- Lincoln, NE Mayor Chris Beutler hopes to offer a community recycling model early in 2016, based on recommendations of two groups representing the solid waste industry and environmentalists. Key recommendations include diverting corrugated cardboard from the landfill and requiring garbage haulers to offer residential and commercial curbside recycling.
- The city may also ban paper and newspaper from the landfill, which, with cardboard, comprise one-third of Lincoln’s landfill waste, according to Beulter Chief of Staff Rick Hoppe. Other highlighted suggestions include a comprehensive educational program and requiring haulers to provide data to determine recycling progress.

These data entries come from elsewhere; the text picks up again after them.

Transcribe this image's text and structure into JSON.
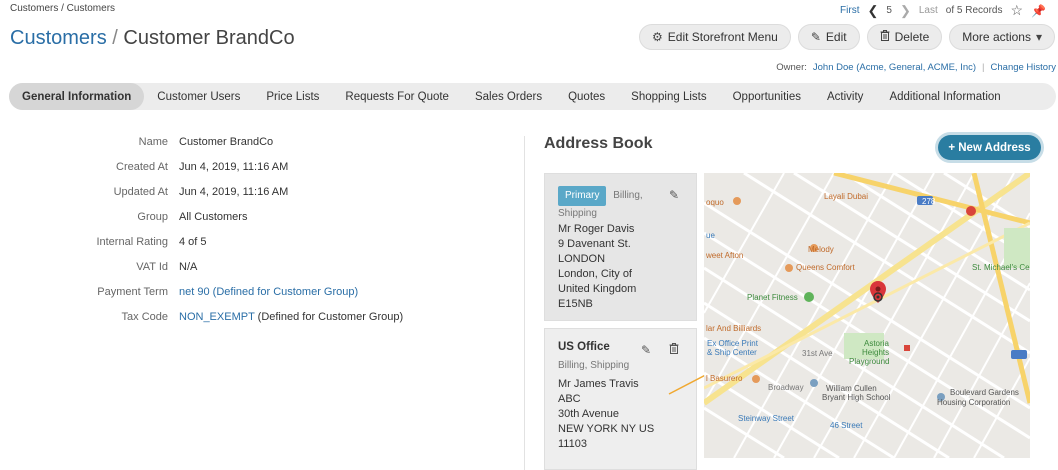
{
  "breadcrumb": "Customers / Customers",
  "pager": {
    "first": "First",
    "current": "5",
    "last": "Last",
    "of_records": "of 5 Records"
  },
  "header": {
    "crumb": "Customers",
    "separator": "/",
    "title": "Customer BrandCo"
  },
  "actions": {
    "edit_storefront": "Edit Storefront Menu",
    "edit": "Edit",
    "delete": "Delete",
    "more": "More actions"
  },
  "owner": {
    "label": "Owner:",
    "value": "John Doe (Acme, General, ACME, Inc)",
    "change_history": "Change History"
  },
  "tabs": [
    {
      "label": "General Information",
      "active": true
    },
    {
      "label": "Customer Users"
    },
    {
      "label": "Price Lists"
    },
    {
      "label": "Requests For Quote"
    },
    {
      "label": "Sales Orders"
    },
    {
      "label": "Quotes"
    },
    {
      "label": "Shopping Lists"
    },
    {
      "label": "Opportunities"
    },
    {
      "label": "Activity"
    },
    {
      "label": "Additional Information"
    }
  ],
  "info": {
    "name_label": "Name",
    "name": "Customer BrandCo",
    "created_label": "Created At",
    "created": "Jun 4, 2019, 11:16 AM",
    "updated_label": "Updated At",
    "updated": "Jun 4, 2019, 11:16 AM",
    "group_label": "Group",
    "group": "All Customers",
    "rating_label": "Internal Rating",
    "rating": "4 of 5",
    "vat_label": "VAT Id",
    "vat": "N/A",
    "payment_label": "Payment Term",
    "payment_link": "net 90",
    "payment_open": " (",
    "payment_note": "Defined for Customer Group",
    "payment_close": ")",
    "tax_label": "Tax Code",
    "tax_link": "NON_EXEMPT",
    "tax_note": " (Defined for Customer Group)"
  },
  "address_book": {
    "title": "Address Book",
    "new_button": "+ New Address",
    "addresses": [
      {
        "badge": "Primary",
        "types": "Billing,",
        "types2": "Shipping",
        "lines": [
          "Mr Roger Davis",
          "9 Davenant St.",
          "LONDON",
          "London, City of",
          "United Kingdom",
          "E15NB"
        ]
      },
      {
        "label": "US Office",
        "types": "Billing, Shipping",
        "lines": [
          "Mr James Travis",
          "ABC",
          "30th Avenue",
          "NEW YORK NY US",
          "11103"
        ]
      }
    ]
  },
  "map": {
    "labels": [
      "Layali Dubai",
      "oquo",
      "ue",
      "weet Afton",
      "Melody",
      "Queens Comfort",
      "Planet Fitness",
      "St. Michael's Ce",
      "lar And Billiards",
      "Ex Office Print",
      "& Ship Center",
      "Astoria",
      "Heights",
      "Playground",
      "William Cullen",
      "Bryant High School",
      "Boulevard Gardens",
      "Housing Corporation",
      "l Basurero",
      "Steinway Street",
      "46 Street",
      "Broadway",
      "31st Ave",
      "278"
    ]
  }
}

- Currently, more than 86,500 tons of recyclables go to Lincoln’s landfill each year, worth about $6.7 million, said Donna Garden, assistant director of public works and utilities. If stakeholders approve a government-private partnership, the city would join forces with private haulers and recyclers, while continuing its 28 recycling sites that now take in around 4,810 tons of material annually.
Curbside recycling has grown, even with no city requirement, as more waste haulers have begun offering this service. So the city is hopeful that greater expectations will be well received if they are economically feasible, paired with consumer education, and convenient.
Banning corrugated cardboard alone would meet the proposed recycling goal, Garden said. About 19,400 tons of corrugated cardboard are dumped at landfill annually.
Fort Collins, CO now requires businesses to recycle corrugated cardboard, and the mandate proved cost-efficient. Not only is it cheaper than landfilling it, but some companies say cardboard is one of their most profitable commodities.
The original task force recommended the city reduce all landfill waste to 1,895 pounds per capita by 2018, which was about 1,970 pounds per person in 2014.